San Diego is rapidly developing into quite the cultural scene. First off, it’s a gastronome’s dream with restaurants—from high-brow to street eats and everything in between—populating all corners of the city. It’s home to LUCE et Studio’s exquisitely renovated Mingei International Museum, celebrating crafts, makers, and the global reach of everyday objects in a crisp, modern setting within Balboa Park. As for music, the San Diego Symphony has a new world-class home in the Rady Shell at Jacobs Park. The project, by a consortium comprising the U.K.-based Soundforms, Flanagan Lawrence architects, local Tucker Sadler Architects, Expedition Engineering, and ES Global as staging specialists, is said to have an “onstage acoustic equivalent to the high standard of indoor concert halls,” according to Jason Flanagan, partner at his namesake firm.

All told, the venue encompasses the permanent, PTFE-lined tensile structure, backstage support spaces for performing artists, three professional kitchens, underground restrooms, and sloped seating on an acre-plus lawn area for 10,000 at the Embarcadero Marina Park South site. With bay views on one side and downtown’s shimmering towers on the other, the park setting is easily likened to a scaled-down version of L.A.’s famed Hollywood Bowl, but without the nightmare traffic. And the shell itself is a scaled-up facsimile of the version created for London’s 2012 Olympics.

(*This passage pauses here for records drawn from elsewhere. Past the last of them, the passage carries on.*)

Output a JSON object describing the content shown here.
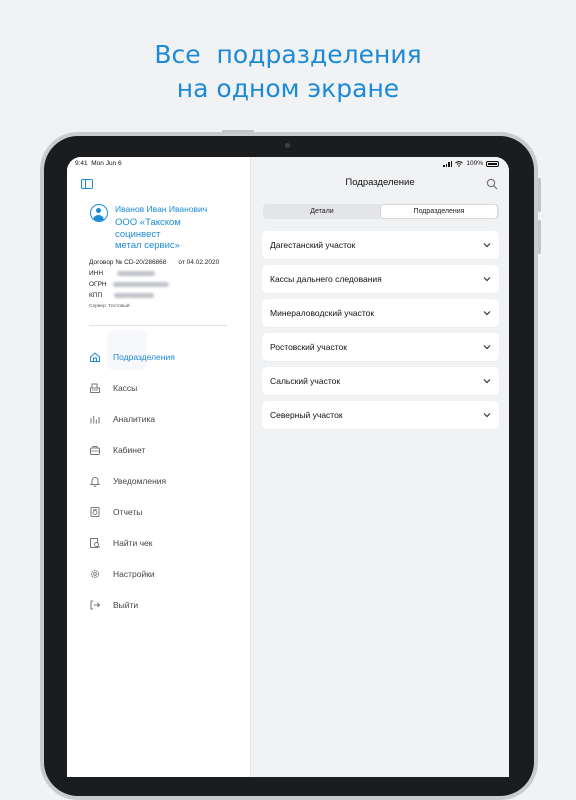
{
  "headline": {
    "line1": "Все  подразделения",
    "line2": "на одном экране"
  },
  "status": {
    "time": "9:41",
    "date": "Mon Jun 6",
    "battery": "100%"
  },
  "profile": {
    "name": "Иванов Иван Иванович",
    "org_line1": "ООО «Такском",
    "org_line2": "социнвест",
    "org_line3": "метал сервис»",
    "contract_label": "Договор № CD-20/286868",
    "contract_date": "от 04.02.2020",
    "inn_label": "ИНН",
    "ogrn_label": "ОГРН",
    "kpp_label": "КПП",
    "server": "Сервер: Тестовый"
  },
  "menu": [
    {
      "label": "Подразделения",
      "icon": "home-icon",
      "active": true
    },
    {
      "label": "Кассы",
      "icon": "register-icon",
      "active": false
    },
    {
      "label": "Аналитика",
      "icon": "chart-icon",
      "active": false
    },
    {
      "label": "Кабинет",
      "icon": "briefcase-icon",
      "active": false
    },
    {
      "label": "Уведомления",
      "icon": "bell-icon",
      "active": false
    },
    {
      "label": "Отчеты",
      "icon": "report-icon",
      "active": false
    },
    {
      "label": "Найти чек",
      "icon": "find-receipt-icon",
      "active": false
    },
    {
      "label": "Настройки",
      "icon": "gear-icon",
      "active": false
    },
    {
      "label": "Выйти",
      "icon": "logout-icon",
      "active": false
    }
  ],
  "main": {
    "title": "Подразделение",
    "segments": [
      "Детали",
      "Подразделения"
    ],
    "selected_segment": "Подразделения",
    "units": [
      "Дагестанский участок",
      "Кассы дальнего следования",
      "Минераловодский участок",
      "Ростовский участок",
      "Сальский участок",
      "Северный участок"
    ]
  },
  "colors": {
    "accent": "#1d8ad6",
    "background": "#f1f2f4"
  }
}
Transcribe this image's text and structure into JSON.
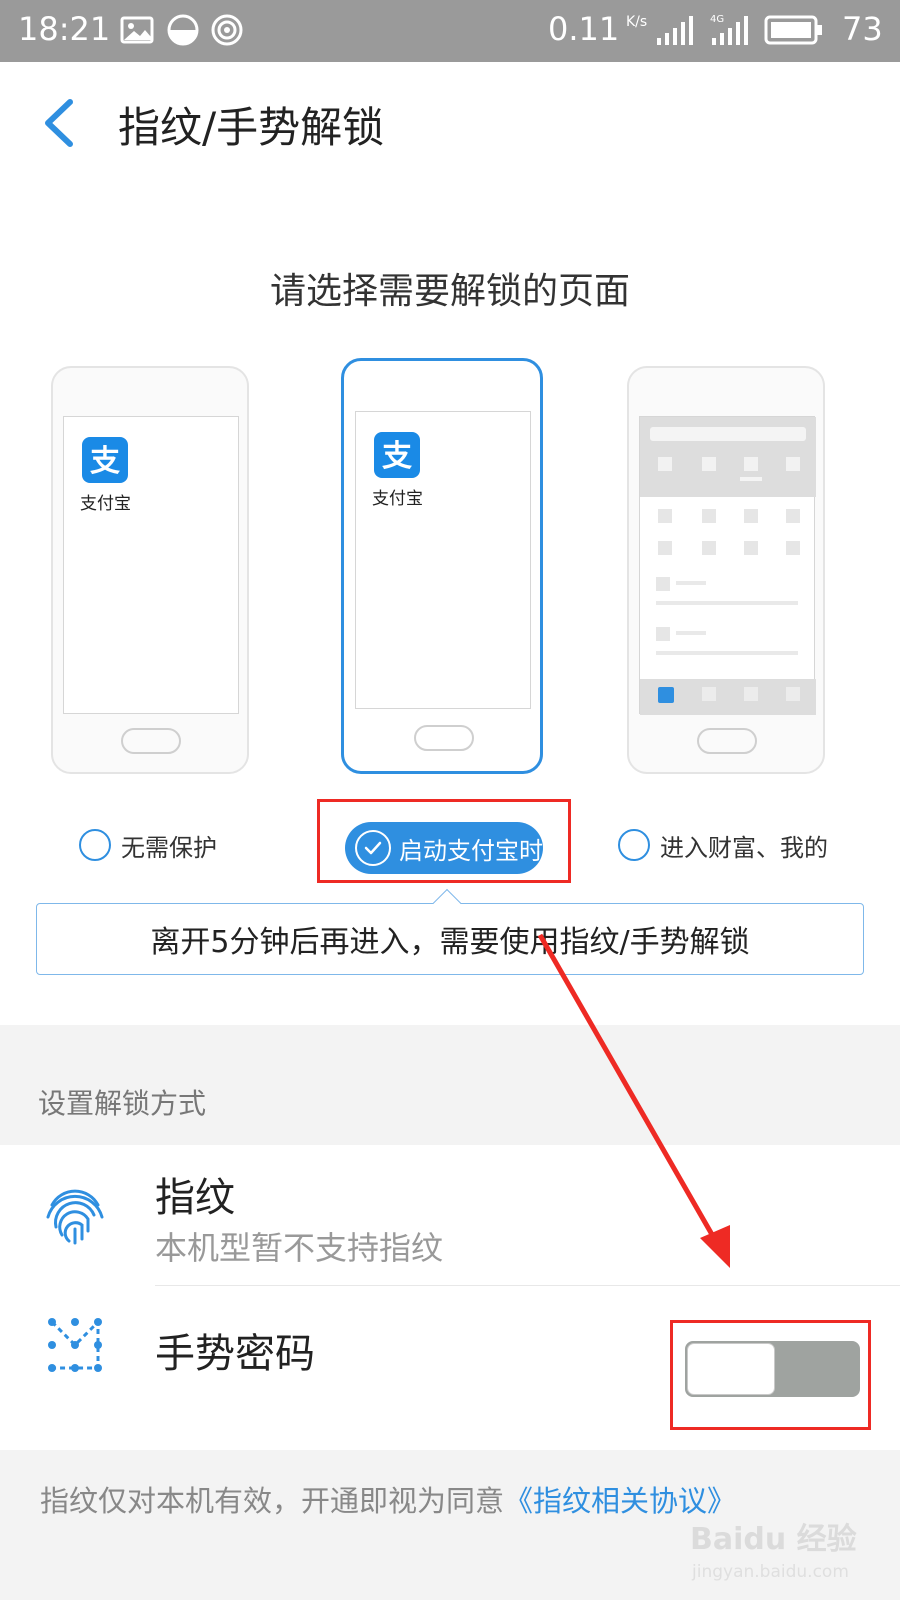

Fashioned like an immense clam or billowing sail, both apt given the location, the shell structure reads shiny white by day. Night is another story when it can glow an otherworldly blue or be vibrant with inside graphics as a projection screen. About 18 years in the making, the entire 13-acre environment was developed by the Unified Port of San Diego and the Symphony. Most of its $85-million cost was raised by the latter through private philanthropy. A gift to San Diego, the Rady Shell at Jacobs Park allows passersby and fishermen to enjoy the music, no tickets needed. Speaking of which, it’s not all Beethoven and Bartók. Upcoming are: Chicago, the musical in concert; Peter and the Wolf; the music of John Coltrane; and the songs of Frank Loesser. Nas was among the inaugural star performers, complete with grand-finale fireworks.